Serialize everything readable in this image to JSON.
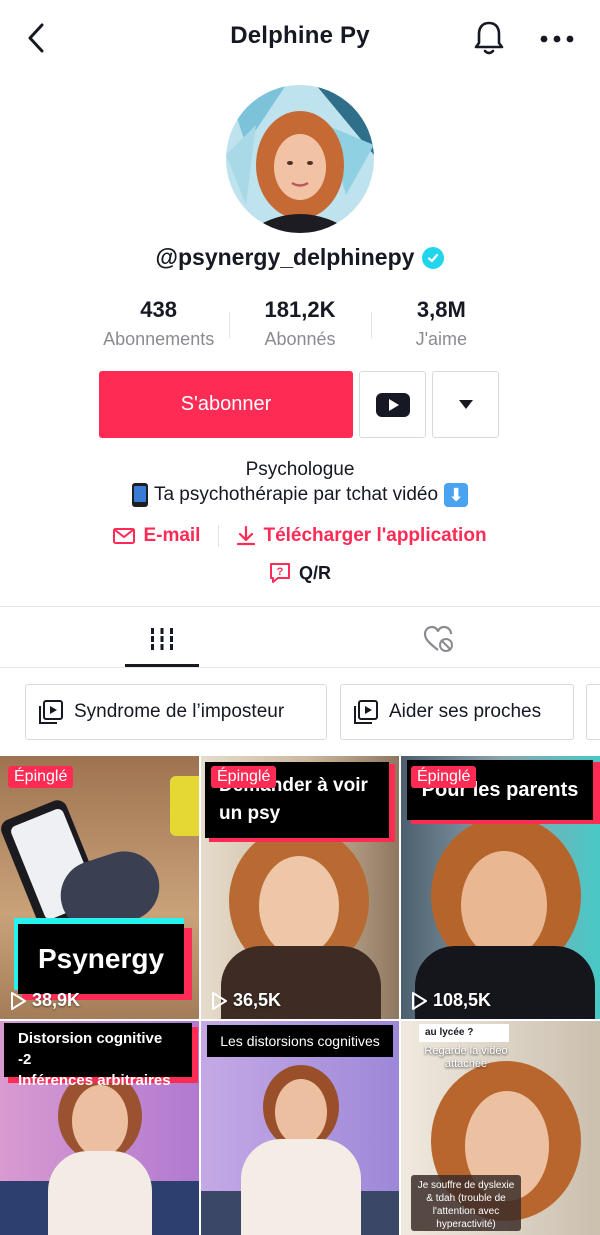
{
  "header": {
    "title": "Delphine Py"
  },
  "profile": {
    "username": "@psynergy_delphinepy",
    "verified": true,
    "stats": [
      {
        "value": "438",
        "label": "Abonnements"
      },
      {
        "value": "181,2K",
        "label": "Abonnés"
      },
      {
        "value": "3,8M",
        "label": "J'aime"
      }
    ],
    "follow_label": "S'abonner",
    "bio_line1": "Psychologue",
    "bio_line2": "Ta psychothérapie par tchat vidéo",
    "email_label": "E-mail",
    "download_label": "Télécharger l'application",
    "qr_label": "Q/R"
  },
  "playlists": [
    {
      "label": "Syndrome de l’imposteur"
    },
    {
      "label": "Aider ses proches"
    }
  ],
  "videos": [
    {
      "pinned": "Épinglé",
      "views": "38,9K",
      "caption": "Psynergy"
    },
    {
      "pinned": "Épinglé",
      "views": "36,5K",
      "caption_line1": "Demander à voir",
      "caption_line2": "un psy"
    },
    {
      "pinned": "Épinglé",
      "views": "108,5K",
      "caption": "Pour les parents"
    },
    {
      "caption_line1": "Distorsion cognitive -2",
      "caption_line2": "Inférences arbitraires"
    },
    {
      "caption": "Les distorsions cognitives"
    },
    {
      "caption_top": "au lycée ?",
      "caption_mid": "Regarde la vidéo attachée",
      "caption_bottom": "Je souffre de dyslexie & tdah (trouble de l'attention avec hyperactivité)"
    }
  ],
  "colors": {
    "accent": "#fe2c55",
    "verified": "#20d5ec",
    "text": "#161823",
    "muted": "#8a8b91"
  }
}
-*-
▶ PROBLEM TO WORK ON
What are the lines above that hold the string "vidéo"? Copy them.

▶ SOLUTION
    "bio_line2": "Ta psychothérapie par tchat vidéo",
      "caption_mid": "Regarde la vidéo attachée",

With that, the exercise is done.